 That in this worlde is don of al mankinde.

 Than prayde him Scipioun to telle him al
 The wey to come un-to that hevene blisse;
 And he seyde, `know thy-self first immortal,
 And loke ay besily thou werke and wisse
 To comun profit, and thou shalt nat misse
 To comen swiftly to that place dere,
 That ful of blisse is and of soules clere.

 But brekers of the lawe, soth to seyne,
 And lecherous folk, after that they be dede,
 Shul alwey whirle aboute therthe in peyne,
 Til many a world be passed, out of drede,
 And than, for-yeven alle hir wikked dede,
 Than shul they come unto that blisful place,
 To which to comen god thee sende his grace!' --

 The day gan failen, and the derke night,
 That reveth bestes from her besinesse,
 Berafte me my book for lakke of light,
 And to my bedde I gan me for to dresse,
 Fulfild of thought and besy hevinesse;
 For bothe I hadde thing which that I nolde,
 And eek I ne hadde that thing that I wolde.

 But fynally my spirit, at the laste,
 For-wery of my labour al the day,
 Took rest, that made me to slepe faste,
 And in my slepe I mette, as I lay,
 How African, right in the selfe aray
 That Scipioun him saw before that tyde,
 Was comen and stood right at my bedes syde.

 The wery hunter, slepinge in his bed,
 To wode ayein his minde goth anoon;
 The Iuge dremeth how his plees ben sped;
 The carter dremeth how his cartes goon;
 The riche, of gold; the knight fight with his foon;
 The seke met he drinketh of the tonne;
 The lover met he hath his lady wonne.

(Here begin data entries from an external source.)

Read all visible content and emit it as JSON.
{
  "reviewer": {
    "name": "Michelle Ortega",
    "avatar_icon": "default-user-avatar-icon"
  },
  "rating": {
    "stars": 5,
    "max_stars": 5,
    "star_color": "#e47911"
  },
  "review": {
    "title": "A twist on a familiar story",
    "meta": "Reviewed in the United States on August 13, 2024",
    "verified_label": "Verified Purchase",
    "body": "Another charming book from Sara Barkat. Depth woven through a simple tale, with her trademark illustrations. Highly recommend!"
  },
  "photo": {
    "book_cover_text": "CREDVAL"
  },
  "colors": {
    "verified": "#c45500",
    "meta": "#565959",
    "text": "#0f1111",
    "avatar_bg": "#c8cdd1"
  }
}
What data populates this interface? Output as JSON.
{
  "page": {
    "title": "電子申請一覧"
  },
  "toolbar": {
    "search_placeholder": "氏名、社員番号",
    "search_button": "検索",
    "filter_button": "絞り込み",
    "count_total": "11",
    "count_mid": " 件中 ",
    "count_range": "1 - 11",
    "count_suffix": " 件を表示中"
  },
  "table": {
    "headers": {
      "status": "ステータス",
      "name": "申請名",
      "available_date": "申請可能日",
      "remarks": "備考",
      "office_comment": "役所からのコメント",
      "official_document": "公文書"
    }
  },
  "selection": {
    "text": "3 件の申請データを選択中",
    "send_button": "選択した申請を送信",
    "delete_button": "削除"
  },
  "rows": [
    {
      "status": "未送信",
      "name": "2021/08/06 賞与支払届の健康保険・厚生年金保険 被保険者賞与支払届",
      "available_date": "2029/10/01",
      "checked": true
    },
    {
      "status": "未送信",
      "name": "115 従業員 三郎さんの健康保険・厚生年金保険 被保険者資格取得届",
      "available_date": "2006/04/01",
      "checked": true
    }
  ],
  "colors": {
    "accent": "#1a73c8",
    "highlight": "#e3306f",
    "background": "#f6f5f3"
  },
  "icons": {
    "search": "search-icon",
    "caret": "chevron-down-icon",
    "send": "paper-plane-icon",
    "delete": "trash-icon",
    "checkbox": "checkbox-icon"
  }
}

 Can I nat seyn if that the cause were
 For I had red of African beforn,
 That made me to mete that he stood there;
 But thus seyde he, `thou hast thee so